Doug Herzog started his career as an intern at CNN and now oversees MTV, Comedy Central, VH1, Spike and TV Land. In between, he learned a thing or two about creating content and building a brand.
“There’s content and then there’s content that has a tremendous point of view and a voice,” he told moderator Bill Weir, executive producer and host of CNN’s The Wonder List, at PromaxBDA: The Conference 2015 on Tuesday.
“Content is always king and I think it’s even more valuable when it’s filtered through a very unique point of view and voice that Jon Stewart has, that John Oliver has, that Amy Schumer has. It’s the straw that stirs the drink, it’s the center of the wheel, it’s why all of these great people are here today. All of these great platforms that are out there are nothing without content.”
Over the years, Herzog helped create The Daily Show and launched South Park on Comedy Central. And what he knew then remains true today: nobody knows anything.
“What we all know about making content is that a lot of things fail,” Herzog said. “Why not take more chances or go down in a ball of flames?”
There was a distinct possibility that Herzog was going to down in flames after he focus-tested The Daily Show with first host Craig Kilborn.
“We did research on Craig Kilborn and The Daily Show and [the focus groups] hated him with a great hot hate,” Herzog said, but he chose to go ahead with the show anyway. The rest is history, although with the departure of Jon Stewart imminent, Herzog is taking another big risk on South African comic Trevor Noah.
“The Daily Show demands somebody who is fun, insightful, smart, understands world events and the news and can speak in millennials’ very distinctive voice. Not everyone can bring all that together. Ultimately, we think this is the right guy for the job. The list was very short.”
Still, Herzog was not prepared for the Twitter storm that erupted after Noah was named to Stewart’s job.
“We did not vet his Twitter feed before we hired him,” Herzog told Weir, joking “that was the first thing my boss asked as well.
“But the truth is even had we looked at it I don’t know what we would have done differently. What I really learned is that it didn’t matter who was going to replace Jon Stewart, we underestimated what the public reaction would be to anyone who was going to be sitting in that seat. The way people have come to view The Daily Show is a very elevated place.”
While Herzog waits to launch the new Daily Show, he’s enjoying a new hit on Spike: Lip Sync Battles, which comes from Jimmy Fallon.

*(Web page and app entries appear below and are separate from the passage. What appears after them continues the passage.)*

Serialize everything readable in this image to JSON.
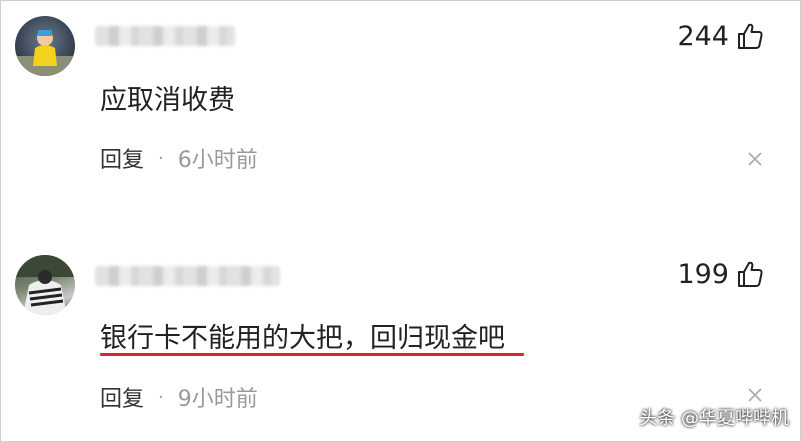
{
  "comments": [
    {
      "like_count": "244",
      "text": "应取消收费",
      "reply_label": "回复",
      "separator": "·",
      "time": "6小时前"
    },
    {
      "like_count": "199",
      "text": "银行卡不能用的大把，回归现金吧",
      "reply_label": "回复",
      "separator": "·",
      "time": "9小时前"
    }
  ],
  "watermark": "头条 @华夏哔哔机",
  "colors": {
    "underline": "#d9262b",
    "muted": "#999999"
  }
}
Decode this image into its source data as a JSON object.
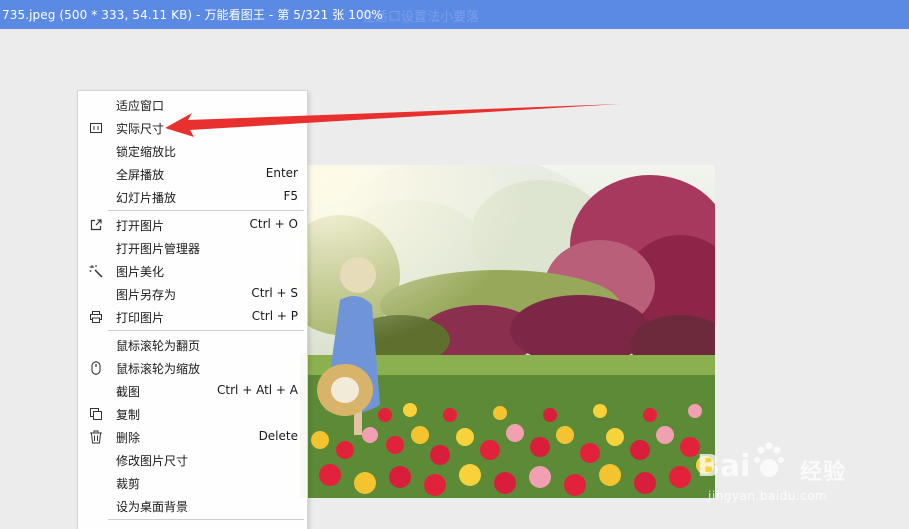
{
  "window": {
    "title": "735.jpeg (500 * 333, 54.11 KB) - 万能看图王 - 第 5/321 张 100%",
    "ghost_text": "在适口设置法小要落"
  },
  "context_menu": {
    "items": [
      {
        "label": "适应窗口",
        "shortcut": "",
        "icon": ""
      },
      {
        "label": "实际尺寸",
        "shortcut": "",
        "icon": "actual-size-icon"
      },
      {
        "label": "锁定缩放比",
        "shortcut": "",
        "icon": ""
      },
      {
        "label": "全屏播放",
        "shortcut": "Enter",
        "icon": ""
      },
      {
        "label": "幻灯片播放",
        "shortcut": "F5",
        "icon": ""
      },
      {
        "label": "打开图片",
        "shortcut": "Ctrl + O",
        "icon": "open-external-icon"
      },
      {
        "label": "打开图片管理器",
        "shortcut": "",
        "icon": ""
      },
      {
        "label": "图片美化",
        "shortcut": "",
        "icon": "magic-wand-icon"
      },
      {
        "label": "图片另存为",
        "shortcut": "Ctrl + S",
        "icon": ""
      },
      {
        "label": "打印图片",
        "shortcut": "Ctrl + P",
        "icon": "printer-icon"
      },
      {
        "label": "鼠标滚轮为翻页",
        "shortcut": "",
        "icon": ""
      },
      {
        "label": "鼠标滚轮为缩放",
        "shortcut": "",
        "icon": "mouse-icon"
      },
      {
        "label": "截图",
        "shortcut": "Ctrl + Atl + A",
        "icon": ""
      },
      {
        "label": "复制",
        "shortcut": "",
        "icon": "copy-icon"
      },
      {
        "label": "删除",
        "shortcut": "Delete",
        "icon": "trash-icon"
      },
      {
        "label": "修改图片尺寸",
        "shortcut": "",
        "icon": ""
      },
      {
        "label": "裁剪",
        "shortcut": "",
        "icon": ""
      },
      {
        "label": "设为桌面背景",
        "shortcut": "",
        "icon": ""
      }
    ]
  },
  "watermark": {
    "brand": "经验",
    "url": "jingyan.baidu.com"
  },
  "colors": {
    "titlebar": "#5b8ae4",
    "arrow": "#e8312f",
    "canvas": "#ececec"
  }
}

“That’s a beautiful thing,” Herzog said. “It was an unlikely hit into left field and again proves my feeling that no one knows anything.”

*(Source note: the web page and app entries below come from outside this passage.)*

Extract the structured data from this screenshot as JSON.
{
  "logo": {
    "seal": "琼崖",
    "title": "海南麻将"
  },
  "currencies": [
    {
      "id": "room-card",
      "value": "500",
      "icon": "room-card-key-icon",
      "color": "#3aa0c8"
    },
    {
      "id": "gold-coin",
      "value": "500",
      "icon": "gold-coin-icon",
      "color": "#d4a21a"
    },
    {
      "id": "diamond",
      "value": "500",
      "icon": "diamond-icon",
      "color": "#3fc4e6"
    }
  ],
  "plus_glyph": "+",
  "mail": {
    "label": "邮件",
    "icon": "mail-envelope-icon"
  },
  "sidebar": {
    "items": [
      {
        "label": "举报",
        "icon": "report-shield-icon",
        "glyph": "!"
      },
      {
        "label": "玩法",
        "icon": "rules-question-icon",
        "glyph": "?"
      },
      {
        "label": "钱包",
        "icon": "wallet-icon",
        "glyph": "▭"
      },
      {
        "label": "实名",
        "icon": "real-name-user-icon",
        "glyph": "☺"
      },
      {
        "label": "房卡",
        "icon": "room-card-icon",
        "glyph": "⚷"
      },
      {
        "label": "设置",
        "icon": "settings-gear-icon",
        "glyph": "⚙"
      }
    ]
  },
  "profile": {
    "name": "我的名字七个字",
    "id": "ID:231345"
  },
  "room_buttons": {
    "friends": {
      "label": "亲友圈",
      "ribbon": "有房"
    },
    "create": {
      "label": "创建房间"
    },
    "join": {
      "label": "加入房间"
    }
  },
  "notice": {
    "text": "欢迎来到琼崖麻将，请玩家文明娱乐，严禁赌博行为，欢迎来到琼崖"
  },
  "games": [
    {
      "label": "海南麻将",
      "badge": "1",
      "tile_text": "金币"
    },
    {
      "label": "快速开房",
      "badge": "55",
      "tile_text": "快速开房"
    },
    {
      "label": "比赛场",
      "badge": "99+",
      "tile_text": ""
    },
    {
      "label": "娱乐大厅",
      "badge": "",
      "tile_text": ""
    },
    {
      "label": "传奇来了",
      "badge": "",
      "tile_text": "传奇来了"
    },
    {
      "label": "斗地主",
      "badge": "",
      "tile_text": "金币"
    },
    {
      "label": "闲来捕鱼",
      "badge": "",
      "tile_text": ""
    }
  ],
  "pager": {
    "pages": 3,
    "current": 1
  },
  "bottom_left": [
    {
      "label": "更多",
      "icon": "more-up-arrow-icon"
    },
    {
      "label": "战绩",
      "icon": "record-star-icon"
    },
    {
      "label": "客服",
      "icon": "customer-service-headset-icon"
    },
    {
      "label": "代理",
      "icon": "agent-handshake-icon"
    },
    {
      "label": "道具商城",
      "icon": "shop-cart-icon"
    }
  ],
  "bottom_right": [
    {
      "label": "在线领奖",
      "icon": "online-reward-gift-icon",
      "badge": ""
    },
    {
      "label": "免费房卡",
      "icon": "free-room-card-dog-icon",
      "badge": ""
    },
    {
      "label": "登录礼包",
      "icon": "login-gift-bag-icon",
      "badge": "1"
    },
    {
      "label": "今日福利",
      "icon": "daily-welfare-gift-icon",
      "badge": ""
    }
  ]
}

Herzog’s faith lies in content but he’s also eagerly awaiting measurement and monetization to catch up with the rest of the digital space.
“Monetization is the biggest challenge facing myself and everyone else in this world,” he said. “In this on-demand world, people are watching content in a million different ways and on a million different platforms. This is where research and data are going to help us figure out how to measure people across all platforms in a way that will help us earn revenue in the fashion to which we’ve become accustomed. It’s not happening fast enough but it’s definitely a challenge for everyone who is producing content.”
No matter when the industry finally gets those thorny issues untangled, producing great content will always rely on unquantifiable qualities: creativity, storytelling, intuition, luck.
Said Herzog: “Content starts with great ideas and great talented people make it. Research can help you improve and shape what you are doing. But at the end of the day you have to rely on your passion.“
Image courtesy of Image Group LA.